Built on June 11, 1764, at Sandy Hook, N.J., Sandy Hook Light is now located about one and one-half statute miles from the tip of Sandy Hook as a result of the natural occurrence of littoral drift. Its original location was only 500 feet from the tip. The natural accumulation of sand drifting in the same direction from the action of currents in the water added nearly one and a half miles of beach land.
Originally called the New York Lighthouse because the funds to build it were derived from a lottery conducted by the New York Assembly, the light was needed to aid ships coming into New York Harbor. The conducting of lotteries was not an unusual means of raising funds for internal improvements in early America. When the Constitution was adopted and the United States of America came into existence, the State of New York conveyed the lighthouse and land to the Federal government.
Other lighthouses were treated differently. Because of anti-Federalist sentiment limiting the powers of the federal government under the Constitution, the federal government agreed to pay only for lighthouses and their keepers as long as the States contributed and maintained the land on which the lighthouses were to be built. The same restraints that limited the federal financing of inland waterways also limited the financing of railways and lighthouses.
It seems that celery has always been the staple crop of Sanford, Florida. One of my African-American friends, W. George Allen, just retired from the practice of law at 70 years old, a veteran of the civil rights movement. George grew up in Sanford. As a child, George picked celery every day during the dark days of segregation. One day in the courthouse in Fort Lauderdale George showed me the palms of his hands. Long, thin lines scarred his palms from pulling celery stalks out of the ground during childhood. He left Sanford, graduated from Howard University, and was the first Black to graduate from the University of Florida Law School.
Located strategically on Lake Monroe, near Orlando, on the southern stretch of the St. Johns River, at the turn of the 19th century steamboat traffic between Sanford and Jacksonville had always been heavy and profitable. However, in the early 1920s, a threat to Sanford’s agriculture and trade business appeared imminent. The threat was the privately owned Florida East Coast Canal, now a completed tollway between Jacksonville, Fla., and Miami.
The Corps of Engineers could not make up its mind.

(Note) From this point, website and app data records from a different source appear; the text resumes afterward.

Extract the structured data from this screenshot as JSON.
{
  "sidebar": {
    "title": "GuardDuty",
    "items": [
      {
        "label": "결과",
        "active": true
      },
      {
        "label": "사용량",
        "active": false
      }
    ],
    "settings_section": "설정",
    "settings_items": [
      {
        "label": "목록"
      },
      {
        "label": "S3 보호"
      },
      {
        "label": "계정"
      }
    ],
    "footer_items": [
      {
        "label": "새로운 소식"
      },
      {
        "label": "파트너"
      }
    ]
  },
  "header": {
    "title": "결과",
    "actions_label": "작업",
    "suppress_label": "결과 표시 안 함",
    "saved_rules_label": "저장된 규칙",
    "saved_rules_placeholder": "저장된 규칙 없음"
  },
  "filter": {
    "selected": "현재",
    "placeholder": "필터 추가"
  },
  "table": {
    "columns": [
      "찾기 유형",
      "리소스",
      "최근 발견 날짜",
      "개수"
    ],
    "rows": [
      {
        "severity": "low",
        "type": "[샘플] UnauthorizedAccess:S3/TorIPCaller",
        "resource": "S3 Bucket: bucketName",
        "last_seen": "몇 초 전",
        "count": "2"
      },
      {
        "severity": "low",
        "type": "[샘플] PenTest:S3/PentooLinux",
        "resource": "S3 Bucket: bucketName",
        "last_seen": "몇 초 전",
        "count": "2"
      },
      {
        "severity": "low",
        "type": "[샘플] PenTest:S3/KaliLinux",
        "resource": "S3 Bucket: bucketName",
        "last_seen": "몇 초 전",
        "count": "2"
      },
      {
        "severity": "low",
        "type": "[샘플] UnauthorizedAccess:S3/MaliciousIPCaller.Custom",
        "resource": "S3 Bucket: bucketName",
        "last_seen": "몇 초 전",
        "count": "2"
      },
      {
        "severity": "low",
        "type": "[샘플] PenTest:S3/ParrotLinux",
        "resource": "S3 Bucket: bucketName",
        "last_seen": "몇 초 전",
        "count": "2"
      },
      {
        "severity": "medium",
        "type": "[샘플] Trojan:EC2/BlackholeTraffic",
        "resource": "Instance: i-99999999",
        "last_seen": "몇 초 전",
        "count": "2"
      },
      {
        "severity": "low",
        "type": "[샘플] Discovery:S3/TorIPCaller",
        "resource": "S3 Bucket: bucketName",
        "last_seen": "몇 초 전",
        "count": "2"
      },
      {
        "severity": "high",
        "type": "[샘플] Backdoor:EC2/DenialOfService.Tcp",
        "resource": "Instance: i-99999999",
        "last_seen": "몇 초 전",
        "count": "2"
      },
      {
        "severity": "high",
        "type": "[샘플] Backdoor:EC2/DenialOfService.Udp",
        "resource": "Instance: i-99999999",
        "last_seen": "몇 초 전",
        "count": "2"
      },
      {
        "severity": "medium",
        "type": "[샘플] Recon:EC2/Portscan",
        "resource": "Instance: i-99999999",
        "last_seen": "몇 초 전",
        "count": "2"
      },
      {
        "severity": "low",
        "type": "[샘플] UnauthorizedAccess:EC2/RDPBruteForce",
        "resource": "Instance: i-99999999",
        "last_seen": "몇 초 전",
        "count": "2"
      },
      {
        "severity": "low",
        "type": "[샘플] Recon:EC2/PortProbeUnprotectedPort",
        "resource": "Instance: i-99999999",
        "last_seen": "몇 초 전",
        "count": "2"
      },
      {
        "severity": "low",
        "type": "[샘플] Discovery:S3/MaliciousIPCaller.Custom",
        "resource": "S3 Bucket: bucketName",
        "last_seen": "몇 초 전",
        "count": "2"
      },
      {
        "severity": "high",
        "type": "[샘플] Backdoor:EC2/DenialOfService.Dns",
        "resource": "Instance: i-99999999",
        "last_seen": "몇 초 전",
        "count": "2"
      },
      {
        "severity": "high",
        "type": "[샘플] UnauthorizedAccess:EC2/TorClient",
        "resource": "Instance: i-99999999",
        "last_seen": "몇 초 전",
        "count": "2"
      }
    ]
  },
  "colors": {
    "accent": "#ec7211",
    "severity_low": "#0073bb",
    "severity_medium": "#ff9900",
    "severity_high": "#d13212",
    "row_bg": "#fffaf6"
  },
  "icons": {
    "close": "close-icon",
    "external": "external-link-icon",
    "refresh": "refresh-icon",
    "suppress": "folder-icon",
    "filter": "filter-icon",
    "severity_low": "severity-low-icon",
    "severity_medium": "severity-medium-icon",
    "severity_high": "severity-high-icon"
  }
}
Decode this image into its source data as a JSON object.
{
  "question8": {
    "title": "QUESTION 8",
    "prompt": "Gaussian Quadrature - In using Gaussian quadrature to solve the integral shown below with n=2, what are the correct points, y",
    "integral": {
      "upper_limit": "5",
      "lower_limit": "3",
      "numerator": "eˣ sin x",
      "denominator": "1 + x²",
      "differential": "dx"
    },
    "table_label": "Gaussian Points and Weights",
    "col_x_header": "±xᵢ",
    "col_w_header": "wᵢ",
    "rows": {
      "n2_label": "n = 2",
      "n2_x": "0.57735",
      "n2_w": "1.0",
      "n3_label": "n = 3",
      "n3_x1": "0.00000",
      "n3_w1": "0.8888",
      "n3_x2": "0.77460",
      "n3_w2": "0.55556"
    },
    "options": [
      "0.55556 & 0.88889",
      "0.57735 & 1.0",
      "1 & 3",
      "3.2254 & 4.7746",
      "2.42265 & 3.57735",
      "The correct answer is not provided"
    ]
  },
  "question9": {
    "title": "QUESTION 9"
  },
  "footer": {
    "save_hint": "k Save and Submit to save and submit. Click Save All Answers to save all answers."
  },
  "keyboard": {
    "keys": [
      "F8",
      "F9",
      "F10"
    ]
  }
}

Should it recommend to Congress the taking over of the old Florida East Coast Canal? Or recommend a change in course and the larger and deeper St. Johns River south, near Titusville, thence a short connecting Canal to the southern part of the old East Coast Canal? If the Army recommended the old East Coast Canal, it would spell the death knell for Sanford and Central Florida. If the Corps decided upon the St. Johns River route, Daytona Beach and its thriving tourist business would be cut out of the picture. The Corps held four hearings in 1922 throughout the east coast to decide the question.